## PROBLEM TO WORK ON
Would you please copy all of the data exactly, skipping the images?

## EXERCISE MATERIALS
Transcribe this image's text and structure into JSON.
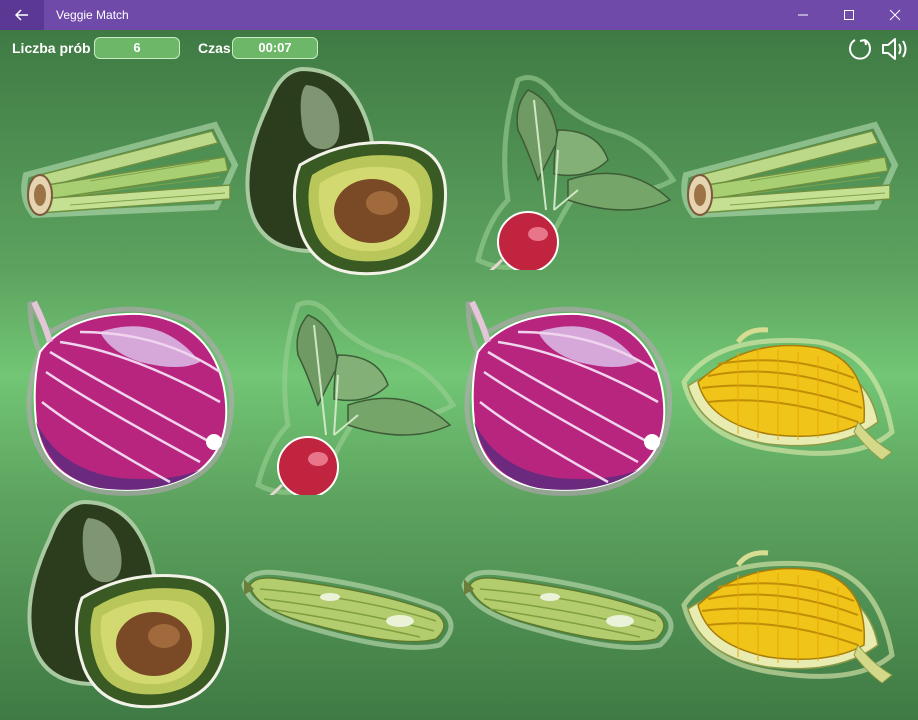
{
  "window": {
    "title": "Veggie Match",
    "accent": "#6f4aa9"
  },
  "hud": {
    "tries_label": "Liczba prób",
    "tries_value": "6",
    "time_label": "Czas",
    "time_value": "00:07",
    "restart_icon": "restart-icon",
    "sound_icon": "speaker-icon"
  },
  "board": {
    "rows": 3,
    "cols": 4,
    "cards": [
      [
        "celery",
        "avocado",
        "radish",
        "celery"
      ],
      [
        "red-onion",
        "radish",
        "red-onion",
        "corn"
      ],
      [
        "avocado",
        "zucchini",
        "zucchini",
        "corn"
      ]
    ]
  }
}
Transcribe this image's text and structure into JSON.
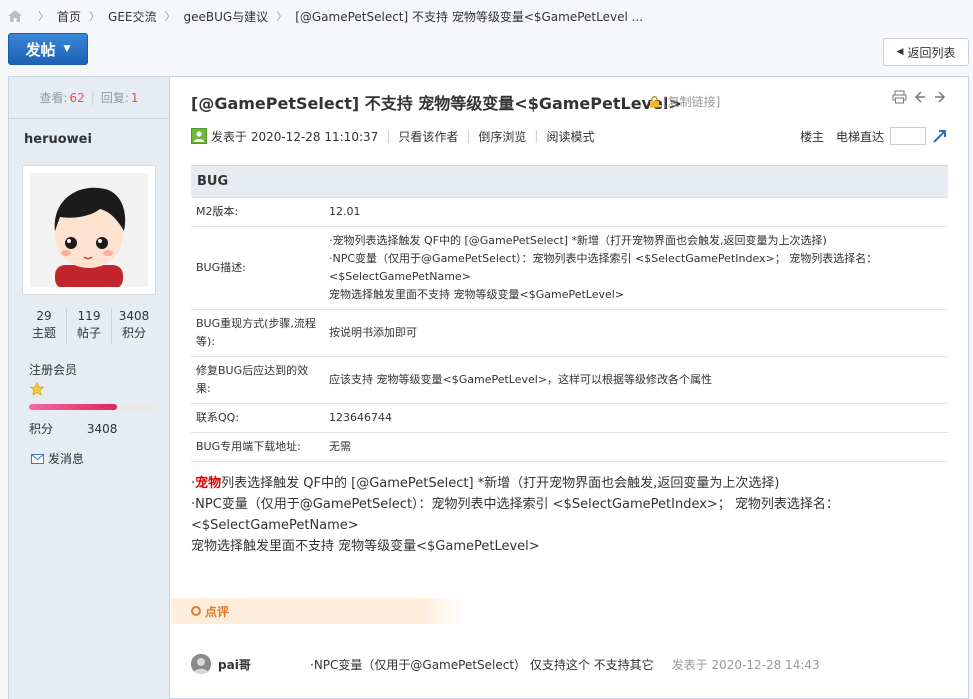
{
  "breadcrumb": {
    "items": [
      "首页",
      "GEE交流",
      "geeBUG与建议",
      "[@GamePetSelect] 不支持 宠物等级变量<$GamePetLevel ..."
    ]
  },
  "toolbar": {
    "post_label": "发帖",
    "back_label": "返回列表"
  },
  "sidebar": {
    "views_label": "查看:",
    "views": "62",
    "replies_label": "回复:",
    "replies": "1",
    "username": "heruowei",
    "counts": [
      {
        "value": "29",
        "label": "主题"
      },
      {
        "value": "119",
        "label": "帖子"
      },
      {
        "value": "3408",
        "label": "积分"
      }
    ],
    "group": "注册会员",
    "points_label": "积分",
    "points": "3408",
    "message_label": "发消息",
    "progress": 0.69
  },
  "post": {
    "title": "[@GamePetSelect] 不支持 宠物等级变量<$GamePetLevel>",
    "copy_link": "[复制链接]",
    "posted": "发表于 2020-12-28 11:10:37",
    "only_author": "只看该作者",
    "reverse": "倒序浏览",
    "read_mode": "阅读模式",
    "floor": "楼主",
    "elevator": "电梯直达",
    "table_title": "BUG",
    "rows": [
      {
        "k": "M2版本:",
        "v": [
          "12.01"
        ]
      },
      {
        "k": "BUG描述:",
        "v": [
          "·宠物列表选择触发 QF中的 [@GamePetSelect] *新增（打开宠物界面也会触发,返回变量为上次选择)",
          "·NPC变量（仅用于@GamePetSelect）：宠物列表中选择索引 <$SelectGamePetIndex>； 宠物列表选择名：",
          "<$SelectGamePetName>",
          "宠物选择触发里面不支持 宠物等级变量<$GamePetLevel>"
        ]
      },
      {
        "k": "BUG重现方式(步骤,流程等):",
        "v": [
          "按说明书添加即可"
        ]
      },
      {
        "k": "修复BUG后应达到的效果:",
        "v": [
          "应该支持 宠物等级变量<$GamePetLevel>，这样可以根据等级修改各个属性"
        ]
      },
      {
        "k": "联系QQ:",
        "v": [
          "123646744"
        ]
      },
      {
        "k": "BUG专用端下载地址:",
        "v": [
          "无需"
        ]
      }
    ],
    "body": {
      "line1_pre": "·",
      "line1_hl": "宠物",
      "line1_rest": "列表选择触发 QF中的 [@GamePetSelect]   *新增（打开宠物界面也会触发,返回变量为上次选择)",
      "line2": "·NPC变量（仅用于@GamePetSelect）：宠物列表中选择索引 <$SelectGamePetIndex>；  宠物列表选择名：",
      "line3": "<$SelectGamePetName>",
      "line4": "宠物选择触发里面不支持 宠物等级变量<$GamePetLevel>"
    }
  },
  "comments": {
    "header": "点评",
    "items": [
      {
        "user": "pai哥",
        "text": "·NPC变量（仅用于@GamePetSelect）   仅支持这个   不支持其它",
        "date": "发表于 2020-12-28 14:43"
      }
    ]
  },
  "colors": {
    "accent": "#1d63b6",
    "highlight": "#dd0000",
    "comment": "#e07b2b",
    "count_red": "#e05050"
  }
}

## ANSWER TO THIS PROBLEM
Transcribe this image's text and structure into JSON.
{
  "window": {
    "title": "Veggie Match",
    "accent": "#6f4aa9"
  },
  "hud": {
    "tries_label": "Liczba prób",
    "tries_value": "6",
    "time_label": "Czas",
    "time_value": "00:07",
    "restart_icon": "restart-icon",
    "sound_icon": "speaker-icon"
  },
  "board": {
    "rows": 3,
    "cols": 4,
    "cards": [
      [
        "celery",
        "avocado",
        "radish",
        "celery"
      ],
      [
        "red-onion",
        "radish",
        "red-onion",
        "corn"
      ],
      [
        "avocado",
        "zucchini",
        "zucchini",
        "corn"
      ]
    ]
  }
}
Transcribe this image's text and structure into JSON.
{
  "breadcrumb": {
    "items": [
      "首页",
      "GEE交流",
      "geeBUG与建议",
      "[@GamePetSelect] 不支持 宠物等级变量<$GamePetLevel ..."
    ]
  },
  "toolbar": {
    "post_label": "发帖",
    "back_label": "返回列表"
  },
  "sidebar": {
    "views_label": "查看:",
    "views": "62",
    "replies_label": "回复:",
    "replies": "1",
    "username": "heruowei",
    "counts": [
      {
        "value": "29",
        "label": "主题"
      },
      {
        "value": "119",
        "label": "帖子"
      },
      {
        "value": "3408",
        "label": "积分"
      }
    ],
    "group": "注册会员",
    "points_label": "积分",
    "points": "3408",
    "message_label": "发消息",
    "progress": 0.69
  },
  "post": {
    "title": "[@GamePetSelect] 不支持 宠物等级变量<$GamePetLevel>",
    "copy_link": "[复制链接]",
    "posted": "发表于 2020-12-28 11:10:37",
    "only_author": "只看该作者",
    "reverse": "倒序浏览",
    "read_mode": "阅读模式",
    "floor": "楼主",
    "elevator": "电梯直达",
    "table_title": "BUG",
    "rows": [
      {
        "k": "M2版本:",
        "v": [
          "12.01"
        ]
      },
      {
        "k": "BUG描述:",
        "v": [
          "·宠物列表选择触发 QF中的 [@GamePetSelect] *新增（打开宠物界面也会触发,返回变量为上次选择)",
          "·NPC变量（仅用于@GamePetSelect）：宠物列表中选择索引 <$SelectGamePetIndex>； 宠物列表选择名：",
          "<$SelectGamePetName>",
          "宠物选择触发里面不支持 宠物等级变量<$GamePetLevel>"
        ]
      },
      {
        "k": "BUG重现方式(步骤,流程等):",
        "v": [
          "按说明书添加即可"
        ]
      },
      {
        "k": "修复BUG后应达到的效果:",
        "v": [
          "应该支持 宠物等级变量<$GamePetLevel>，这样可以根据等级修改各个属性"
        ]
      },
      {
        "k": "联系QQ:",
        "v": [
          "123646744"
        ]
      },
      {
        "k": "BUG专用端下载地址:",
        "v": [
          "无需"
        ]
      }
    ],
    "body": {
      "line1_pre": "·",
      "line1_hl": "宠物",
      "line1_rest": "列表选择触发 QF中的 [@GamePetSelect]   *新增（打开宠物界面也会触发,返回变量为上次选择)",
      "line2": "·NPC变量（仅用于@GamePetSelect）：宠物列表中选择索引 <$SelectGamePetIndex>；  宠物列表选择名：",
      "line3": "<$SelectGamePetName>",
      "line4": "宠物选择触发里面不支持 宠物等级变量<$GamePetLevel>"
    }
  },
  "comments": {
    "header": "点评",
    "items": [
      {
        "user": "pai哥",
        "text": "·NPC变量（仅用于@GamePetSelect）   仅支持这个   不支持其它",
        "date": "发表于 2020-12-28 14:43"
      }
    ]
  },
  "colors": {
    "accent": "#1d63b6",
    "highlight": "#dd0000",
    "comment": "#e07b2b",
    "count_red": "#e05050"
  }
}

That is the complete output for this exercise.